It was down to the last arrow, and I had a narrow two-point lead. My opponent proved tougher than expected, matching me point for point. I noticed him place his final arrow into his bow. As he pulled back the string, I bit my lip, a process I had done many times that day. Because of this I had the sticky taste of blood in my mouth. Soon the sharp twang of his release resounded in my ears. I followed his arrow's arching flight. On the downward journey I lost view in the sun. I silently cursed. Now it was my turn. It had been a long day, 143 arrows long. For a moment I caught a whiff of bug spray, then I peered down into my quiver and pulled out my last arrow. I quickly noticed how glistening black the sweat from my hand made the carbon shaft appear. I then nocked the arrow to my bow's string. For a few moments I stared blankly at the multi-colored target. Then, with a flex of my arms, I raised the bow to shoulder's height. I closed my eyes, inhale, exhale, inhale, now I pulled the bow string to my face. I was worried about this last shot; I was tired, hot, and sick with fever. I put the sight on the target and released. I felt overjoyed when I received news that I hit the bull's-eye and kept my lead. As the butterflies in my stomach disappeared, a wave of gladness washed over me. I had defended my title once again, I was the best in New York State. l

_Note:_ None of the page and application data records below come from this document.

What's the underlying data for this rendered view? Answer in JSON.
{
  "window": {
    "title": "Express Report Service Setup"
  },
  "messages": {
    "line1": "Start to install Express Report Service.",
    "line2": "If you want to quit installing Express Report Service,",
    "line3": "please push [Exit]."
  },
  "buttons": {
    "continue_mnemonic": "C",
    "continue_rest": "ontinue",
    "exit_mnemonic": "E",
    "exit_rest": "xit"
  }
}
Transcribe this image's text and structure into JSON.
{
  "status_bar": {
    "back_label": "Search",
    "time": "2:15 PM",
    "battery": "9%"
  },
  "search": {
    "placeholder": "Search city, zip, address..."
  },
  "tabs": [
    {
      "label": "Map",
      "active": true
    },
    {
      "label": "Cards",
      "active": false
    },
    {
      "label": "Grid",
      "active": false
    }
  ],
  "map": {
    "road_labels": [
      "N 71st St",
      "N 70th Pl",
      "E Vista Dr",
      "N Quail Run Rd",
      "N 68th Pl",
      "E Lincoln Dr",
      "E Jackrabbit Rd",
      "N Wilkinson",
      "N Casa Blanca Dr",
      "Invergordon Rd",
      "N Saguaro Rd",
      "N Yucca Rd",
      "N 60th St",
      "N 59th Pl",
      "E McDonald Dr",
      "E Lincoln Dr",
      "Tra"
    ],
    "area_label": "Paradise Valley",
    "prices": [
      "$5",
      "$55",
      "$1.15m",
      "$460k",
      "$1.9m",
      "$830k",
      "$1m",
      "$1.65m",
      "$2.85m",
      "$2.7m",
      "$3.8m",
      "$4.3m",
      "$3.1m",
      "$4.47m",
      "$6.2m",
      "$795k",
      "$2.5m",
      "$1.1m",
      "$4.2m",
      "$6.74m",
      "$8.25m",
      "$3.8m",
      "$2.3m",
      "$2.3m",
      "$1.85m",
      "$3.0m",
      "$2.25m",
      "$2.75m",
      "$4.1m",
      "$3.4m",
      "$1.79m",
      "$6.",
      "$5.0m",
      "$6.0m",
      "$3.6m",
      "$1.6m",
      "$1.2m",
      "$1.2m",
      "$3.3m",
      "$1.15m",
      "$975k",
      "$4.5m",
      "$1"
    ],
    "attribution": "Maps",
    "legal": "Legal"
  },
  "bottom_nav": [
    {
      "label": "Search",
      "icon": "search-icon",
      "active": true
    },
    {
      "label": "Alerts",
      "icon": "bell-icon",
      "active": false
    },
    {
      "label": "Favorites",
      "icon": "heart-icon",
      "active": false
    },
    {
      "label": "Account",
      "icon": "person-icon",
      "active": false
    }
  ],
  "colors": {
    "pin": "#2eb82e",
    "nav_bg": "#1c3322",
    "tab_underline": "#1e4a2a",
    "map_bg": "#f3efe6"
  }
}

This piece has been published in Teen Ink’s monthly print magazine.